Aim of the task -
The task calls for each line of the records below in which the word "table" appears.

Records to use -

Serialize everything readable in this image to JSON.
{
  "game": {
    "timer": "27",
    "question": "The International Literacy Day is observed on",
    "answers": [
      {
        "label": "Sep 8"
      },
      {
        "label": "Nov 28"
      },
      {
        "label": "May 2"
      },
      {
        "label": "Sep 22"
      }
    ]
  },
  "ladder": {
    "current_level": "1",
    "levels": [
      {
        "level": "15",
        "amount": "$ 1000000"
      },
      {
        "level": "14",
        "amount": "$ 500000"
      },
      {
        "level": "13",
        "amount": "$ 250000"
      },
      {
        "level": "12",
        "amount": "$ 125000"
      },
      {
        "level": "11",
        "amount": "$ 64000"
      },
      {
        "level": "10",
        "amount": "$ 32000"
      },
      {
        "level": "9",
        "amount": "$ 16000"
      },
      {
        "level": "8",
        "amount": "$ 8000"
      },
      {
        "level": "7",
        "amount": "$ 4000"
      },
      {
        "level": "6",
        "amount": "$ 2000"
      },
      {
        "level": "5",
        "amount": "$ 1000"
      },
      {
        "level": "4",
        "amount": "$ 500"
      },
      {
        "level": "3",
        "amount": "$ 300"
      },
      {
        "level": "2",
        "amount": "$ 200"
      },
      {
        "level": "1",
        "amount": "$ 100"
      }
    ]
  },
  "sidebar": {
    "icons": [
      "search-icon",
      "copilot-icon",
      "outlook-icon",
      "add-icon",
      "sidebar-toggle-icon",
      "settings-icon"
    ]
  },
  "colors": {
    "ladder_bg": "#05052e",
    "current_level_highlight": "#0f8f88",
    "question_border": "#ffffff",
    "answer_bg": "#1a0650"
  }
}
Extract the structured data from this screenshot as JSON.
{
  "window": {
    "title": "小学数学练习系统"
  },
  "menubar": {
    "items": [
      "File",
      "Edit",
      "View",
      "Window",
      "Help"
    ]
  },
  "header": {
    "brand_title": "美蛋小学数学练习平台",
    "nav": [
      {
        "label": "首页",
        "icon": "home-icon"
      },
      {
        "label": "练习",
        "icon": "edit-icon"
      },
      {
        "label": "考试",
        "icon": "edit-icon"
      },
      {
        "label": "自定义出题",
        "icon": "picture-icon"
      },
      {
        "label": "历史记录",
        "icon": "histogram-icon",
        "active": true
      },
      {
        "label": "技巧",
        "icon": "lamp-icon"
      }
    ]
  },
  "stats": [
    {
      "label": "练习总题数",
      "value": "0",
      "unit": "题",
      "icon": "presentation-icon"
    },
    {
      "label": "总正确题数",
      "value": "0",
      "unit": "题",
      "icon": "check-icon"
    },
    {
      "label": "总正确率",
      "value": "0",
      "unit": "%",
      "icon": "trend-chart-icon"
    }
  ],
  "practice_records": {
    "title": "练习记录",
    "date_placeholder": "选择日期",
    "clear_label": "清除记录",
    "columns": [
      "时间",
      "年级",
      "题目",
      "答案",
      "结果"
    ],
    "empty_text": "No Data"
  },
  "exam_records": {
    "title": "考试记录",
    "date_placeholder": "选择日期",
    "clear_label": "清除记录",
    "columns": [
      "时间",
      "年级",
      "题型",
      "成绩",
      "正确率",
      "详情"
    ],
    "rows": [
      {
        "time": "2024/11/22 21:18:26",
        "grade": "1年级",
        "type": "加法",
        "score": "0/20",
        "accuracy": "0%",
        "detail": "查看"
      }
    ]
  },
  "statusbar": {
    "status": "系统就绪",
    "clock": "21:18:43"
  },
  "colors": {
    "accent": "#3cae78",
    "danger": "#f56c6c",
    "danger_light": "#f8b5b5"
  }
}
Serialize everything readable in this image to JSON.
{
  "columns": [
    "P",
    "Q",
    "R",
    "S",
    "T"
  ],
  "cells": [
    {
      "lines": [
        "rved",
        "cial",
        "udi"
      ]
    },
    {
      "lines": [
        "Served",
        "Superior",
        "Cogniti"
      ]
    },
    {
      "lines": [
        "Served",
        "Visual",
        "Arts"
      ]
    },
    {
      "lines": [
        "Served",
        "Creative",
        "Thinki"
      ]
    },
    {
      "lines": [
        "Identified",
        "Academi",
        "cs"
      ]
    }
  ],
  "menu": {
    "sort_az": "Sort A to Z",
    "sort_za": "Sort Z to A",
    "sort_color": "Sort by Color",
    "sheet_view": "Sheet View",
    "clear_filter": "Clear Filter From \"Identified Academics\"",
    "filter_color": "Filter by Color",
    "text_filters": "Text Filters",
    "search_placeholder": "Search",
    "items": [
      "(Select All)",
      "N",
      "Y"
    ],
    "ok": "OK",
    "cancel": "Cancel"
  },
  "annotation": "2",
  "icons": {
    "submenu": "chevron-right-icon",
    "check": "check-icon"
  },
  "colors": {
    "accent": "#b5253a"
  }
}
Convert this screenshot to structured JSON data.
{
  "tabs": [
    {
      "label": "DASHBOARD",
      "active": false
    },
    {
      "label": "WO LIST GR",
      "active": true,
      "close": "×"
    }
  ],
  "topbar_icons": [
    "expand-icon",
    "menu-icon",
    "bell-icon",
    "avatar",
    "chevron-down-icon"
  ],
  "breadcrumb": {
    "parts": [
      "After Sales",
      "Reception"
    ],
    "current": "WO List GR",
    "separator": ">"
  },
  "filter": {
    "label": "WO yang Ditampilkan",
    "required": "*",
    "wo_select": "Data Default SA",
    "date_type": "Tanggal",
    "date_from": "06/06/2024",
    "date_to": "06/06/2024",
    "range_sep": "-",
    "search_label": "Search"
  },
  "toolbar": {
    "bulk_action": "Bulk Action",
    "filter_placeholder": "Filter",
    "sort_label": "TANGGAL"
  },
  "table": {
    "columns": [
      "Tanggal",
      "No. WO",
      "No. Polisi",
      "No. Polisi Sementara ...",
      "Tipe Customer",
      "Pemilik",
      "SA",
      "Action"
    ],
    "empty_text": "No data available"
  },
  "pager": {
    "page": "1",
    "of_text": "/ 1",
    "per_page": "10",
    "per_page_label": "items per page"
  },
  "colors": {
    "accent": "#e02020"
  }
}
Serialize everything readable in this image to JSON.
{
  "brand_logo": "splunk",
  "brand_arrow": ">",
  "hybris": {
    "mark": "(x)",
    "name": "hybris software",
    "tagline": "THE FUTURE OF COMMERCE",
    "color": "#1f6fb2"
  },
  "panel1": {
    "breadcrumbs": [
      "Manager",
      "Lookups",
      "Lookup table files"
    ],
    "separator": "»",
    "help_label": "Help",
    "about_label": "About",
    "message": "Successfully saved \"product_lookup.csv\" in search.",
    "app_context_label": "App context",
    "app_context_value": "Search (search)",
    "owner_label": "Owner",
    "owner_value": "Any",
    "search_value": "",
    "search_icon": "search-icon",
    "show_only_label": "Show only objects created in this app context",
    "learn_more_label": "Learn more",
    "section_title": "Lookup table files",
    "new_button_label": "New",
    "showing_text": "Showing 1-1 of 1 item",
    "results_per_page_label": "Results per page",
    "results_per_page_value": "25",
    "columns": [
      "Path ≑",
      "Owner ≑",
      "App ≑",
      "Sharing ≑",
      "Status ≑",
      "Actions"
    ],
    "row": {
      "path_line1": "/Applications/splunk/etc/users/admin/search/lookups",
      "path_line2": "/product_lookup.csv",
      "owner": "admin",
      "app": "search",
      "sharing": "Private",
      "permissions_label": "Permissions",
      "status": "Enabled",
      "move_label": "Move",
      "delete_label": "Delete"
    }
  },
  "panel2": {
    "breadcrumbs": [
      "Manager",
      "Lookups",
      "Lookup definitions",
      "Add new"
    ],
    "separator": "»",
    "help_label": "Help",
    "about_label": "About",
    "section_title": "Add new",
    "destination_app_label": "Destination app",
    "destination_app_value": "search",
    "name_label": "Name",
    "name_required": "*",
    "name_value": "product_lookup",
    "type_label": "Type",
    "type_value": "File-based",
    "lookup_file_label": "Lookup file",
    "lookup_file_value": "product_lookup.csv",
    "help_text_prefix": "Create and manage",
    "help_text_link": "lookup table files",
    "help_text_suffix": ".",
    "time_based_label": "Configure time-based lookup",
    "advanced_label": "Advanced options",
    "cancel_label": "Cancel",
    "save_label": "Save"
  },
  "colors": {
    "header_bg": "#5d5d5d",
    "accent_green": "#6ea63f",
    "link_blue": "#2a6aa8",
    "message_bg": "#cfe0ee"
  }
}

Task output -
  "table": {
      "Lookup table files"
    "section_title": "Lookup table files",
    "help_text_link": "lookup table files",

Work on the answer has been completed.